Four associations in Italy have submitted a proposal to the National Amateur League association to simplify access for asylum seekers to be able to participate in the amateur league. The associations - Liberi Nantes, the Italian Union of Sport for All (UISP), the UN Refugee Agency UNHCR, and the Association for Juridical Studies on Immigration (ASGI) - said in a statement that up to now, bureaucratic difficulties linked to the residence of refugees and asylum seekers have made it impossible for them to become members of the league.
This has therefore prevented them from gaining access to the amateur championship, which as a consequence fails to recognise the players' success and efforts.
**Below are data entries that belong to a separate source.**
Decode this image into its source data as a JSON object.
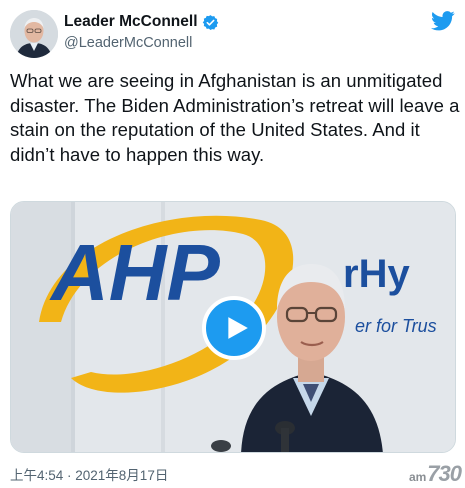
{
  "author": {
    "display_name": "Leader McConnell",
    "handle": "@LeaderMcConnell",
    "verified": true,
    "avatar_icon": "profile-photo"
  },
  "brand_icon": "twitter-bird-icon",
  "brand_color": "#1d9bf0",
  "tweet": {
    "text": "What we are seeing in Afghanistan is an unmitigated disaster. The Biden Administration’s retreat will leave a stain on the reputation of the United States. And it didn’t have to happen this way."
  },
  "media": {
    "type": "video",
    "backdrop_logo": "AHP",
    "backdrop_partial_text": "rHy",
    "backdrop_tagline": "er for Trus",
    "play_icon": "play-icon"
  },
  "timestamp": "上午4:54 · 2021年8月17日",
  "watermark": {
    "small": "am",
    "big": "730"
  }
}
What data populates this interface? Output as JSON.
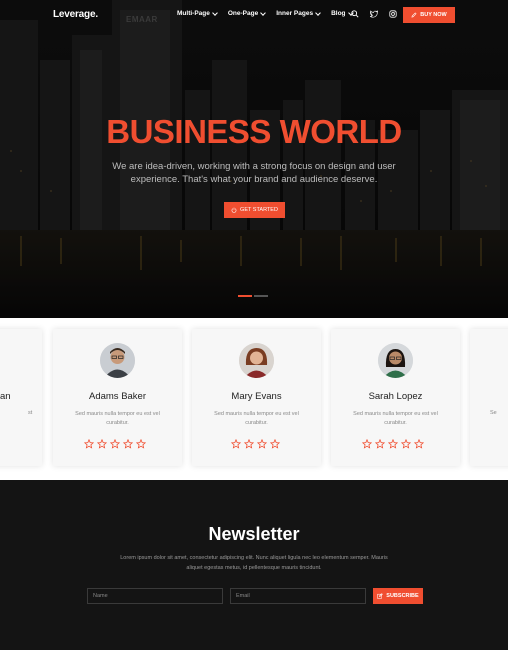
{
  "nav": {
    "logo": "Leverage.",
    "menu": [
      "Multi-Page",
      "One-Page",
      "Inner Pages",
      "Blog"
    ],
    "icons": [
      "search-icon",
      "twitter-icon",
      "instagram-icon"
    ],
    "buy_label": "BUY NOW"
  },
  "hero": {
    "building_sign": "EMAAR",
    "title": "BUSINESS WORLD",
    "subtitle": "We are idea-driven, working with a strong focus on design and user experience. That's what your brand and audience deserve.",
    "cta_label": "GET STARTED",
    "slides": 2,
    "active_slide": 1
  },
  "team": {
    "partial_left": {
      "name_fragment": "an",
      "text_fragment": "st"
    },
    "cards": [
      {
        "name": "Adams Baker",
        "text": "Sed mauris nulla tempor eu est vel curabitur.",
        "rating_max": 5
      },
      {
        "name": "Mary Evans",
        "text": "Sed mauris nulla tempor eu est vel curabitur.",
        "rating_max": 4
      },
      {
        "name": "Sarah Lopez",
        "text": "Sed mauris nulla tempor eu est vel curabitur.",
        "rating_max": 5
      }
    ],
    "partial_right": {
      "text_fragment": "Se"
    }
  },
  "newsletter": {
    "title": "Newsletter",
    "text": "Lorem ipsum dolor sit amet, consectetur adipiscing elit. Nunc aliquet ligula nec leo elementum semper. Mauris aliquet egestas metus, id pellentesque mauris tincidunt.",
    "name_placeholder": "Name",
    "email_placeholder": "Email",
    "subscribe_label": "SUBSCRIBE"
  },
  "colors": {
    "accent": "#f04e30",
    "dark": "#141414",
    "card": "#f7f7f7"
  }
}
The organizations said that asylum seekers, "based on new legislation, can no longer have Italian residency, and therefore, can no longer get a certificate of residency." Therefore, the organizations are asking that a permit to stay be deemed sufficient for signing up with the National Amateur League, or, alternatively, that a permit to stay accompanied by a declaration of residence made by the player.
Interpreting the internal organizational rules of the Italian Football Federation (FIGC) "would allow [the possibility of] removing barriers to access to amateur footbll that thus far have prejudiced the equal treatment of non-EU citizens, compromising the function of promotion of integration that sports can and must guarantee," the organizations said.
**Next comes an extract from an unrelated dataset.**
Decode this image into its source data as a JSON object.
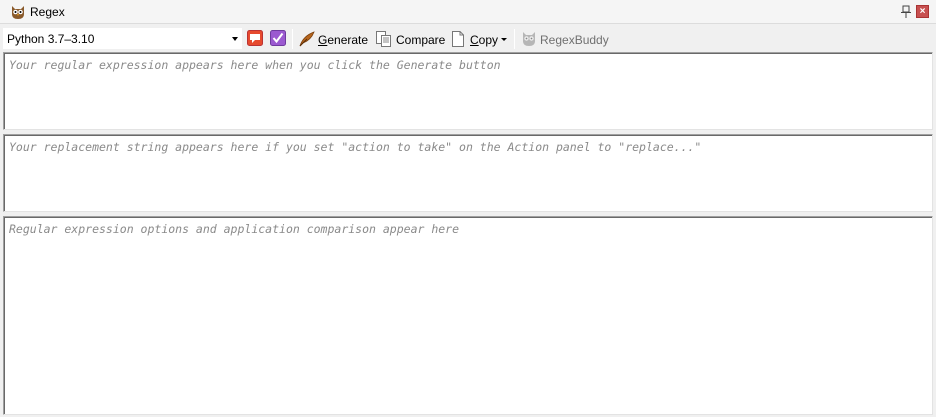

Introduction of a 'sporting residence'
The organizations highlighted that the proposal also provides for the recognition of an active role for teams in terms of inclusion, through the introduction of a "sporting residence" with the team. This 'residence' would provide a point of reference for the athlete's sporting interests the organizations felt.
The proposal is currently being reviewed by the decision-making bodies of FIGC. Alberto Urbinati, president of Liberi Nantes, said his team is promoting the initiative because it is the natural thing to do. Over the years since the team was founded hundreds of young men who were refugees and political asylum seekers have played for his team and within these leagues.
"The choice to play outside the classification allowed us to not exclude anyone for bureaucratic reasons; however, it prevented us from seeing our players' victories and efforts recognised," Urbinati added. Now he hopes this initiative will bring the best of both worlds. Roland Schilling, UNHCR deputy regional representative for Southern Europe, said, "We appreciate the initiative, aware of the importance of sport in refugee inclusion, and we appeal to the FIGC to remove all obstacles."